Choosing the right curtain lengths is essential when decorating any room. You need to find curtains that are the right length and size for your window and space, whether it’s a bedroom that needs blackout shades, a living room that requires dramatic drapes, or a breakfast nook where you want a little privacy.

“There are many factors to consider when determining what is best for a window or series of windows to be treated,” says Chris Giovanelli, senior interior designer at Est Est Interior Design. “Ceiling height, window height, architectural details, and the specific design intent of the space are all very important considerations when determining the length of your finished curtains.”

With that in mind, we’ve gathered tips and tricks from Jovanelly and Haley Weidenbaum, the Los Angeles-based interior designer who founded custom window treatment company Everhem, on how to choose curtain lengths that maximize your space.

Thijs de Leeuw/Space Content/Living Indoors

Measure window and ceiling heights

Finding the right curtain length is easier when you take into account the height of the window and ceiling, says Weidenbaum. Start by measuring from the floor to the top of the window and then from the top of the window to the ceiling. (The top of the window to the ceiling is indicated by the available installation space.)

“Ideally, you want to install[curtains]10 inches above your window or 3 inches below the ceiling. By placing your appliances high above your window, you will make the room appear much taller,” says Weidenbaum. “To determine the length of your curtains, add the floor measurement to the top of the window plus the desired mounting height. Deduct hardware by measuring the outside diameter of the curtain ring.”

Install blinds 10 inches above the window or 3 inches below the ceiling, says Weidenbaum.

If you don’t have 10 inches above your window (or three inches below the ceiling), or just want to consider another option, consider installing a curtain rod at the middle point between the top of the window and the ceiling, suggests Jovanelly. “If the window is 10 feet high and the ceiling is 12 feet high, that point will be 11 feet,” he says.

Of course, all rooms have their own advantages, and there are cases where neither formula works. “If there was a big crown molding or architectural detail like a beam, that might make me want to reconsider the 11-footer — or maybe not, because every case is unique.”

Think about the room

However, the length of the curtain is not strictly based on mathematics. A bathroom window curtain is usually smaller than a living room or dining area curtain. “A shorter curtain is a cafe curtain—perfect in a kitchen, bathroom, or smaller windows,” says Weidenbaum, whose company just launched custom café curtains in sheer linen. “These types of blinds are usually installed in the middle of the window, allowing natural light to stream into your kitchen or bathroom while maintaining privacy at the bottom.”

Everhem Cafe Curtain


Determine the window width

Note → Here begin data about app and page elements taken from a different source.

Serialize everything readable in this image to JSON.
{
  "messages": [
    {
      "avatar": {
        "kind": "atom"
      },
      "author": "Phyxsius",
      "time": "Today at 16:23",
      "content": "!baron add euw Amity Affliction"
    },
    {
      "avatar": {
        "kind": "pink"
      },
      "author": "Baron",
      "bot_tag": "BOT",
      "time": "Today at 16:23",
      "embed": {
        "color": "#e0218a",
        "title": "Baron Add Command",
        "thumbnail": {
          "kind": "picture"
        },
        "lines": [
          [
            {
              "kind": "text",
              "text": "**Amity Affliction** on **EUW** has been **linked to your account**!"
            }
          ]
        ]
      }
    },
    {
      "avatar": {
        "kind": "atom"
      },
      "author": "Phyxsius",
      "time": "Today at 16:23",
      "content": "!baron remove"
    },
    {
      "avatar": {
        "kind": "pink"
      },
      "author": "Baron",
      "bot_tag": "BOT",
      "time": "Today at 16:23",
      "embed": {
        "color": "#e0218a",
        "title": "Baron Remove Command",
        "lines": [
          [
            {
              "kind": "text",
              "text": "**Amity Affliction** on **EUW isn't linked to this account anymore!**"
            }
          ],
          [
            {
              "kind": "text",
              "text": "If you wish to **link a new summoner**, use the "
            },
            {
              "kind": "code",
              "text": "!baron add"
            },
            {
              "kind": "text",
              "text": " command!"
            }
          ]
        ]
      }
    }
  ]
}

You’ll need to measure the width of your window from the outside edge or trim to the outside edge or trim, Weidenbaum says. To do this, measure the available space to the right and left of your window so you can extend the device beyond the width of the window.

The device should extend eight inches on either side of the window, Weidenbaum says.

“I recommend that your hardware extend about eight inches on either side of your window so that your curtains have a place to ‘stack’ when the panels are fully open,” says Weidenbaum.

This curtained stage, designed by Philip Sides, adds drama to everything from guitar practice to spontaneous productions

Calculate the length and width of the curtain

“Add the width numbers together to get the area to cover and the length of the hardware, and add the length numbers together to get the height of the stand and the length of the panel,” advises Weidenbaum.

It’s important to take your time when it comes to choosing curtain lengths. If you’re still unsure, consult an interior designer or window treatment expert (such as a local seamstress) for advice tailored to your needs.

Casey Clark headshot


Casey Clark is a freelance journalist specializing in business content related to beauty, health and style. I graduated from Hofstra University with a degree in journalism. Her work has been published in Women’s health, Forbes, Better homes and gardensAnd more.

Leave a Reply

%d bloggers like this: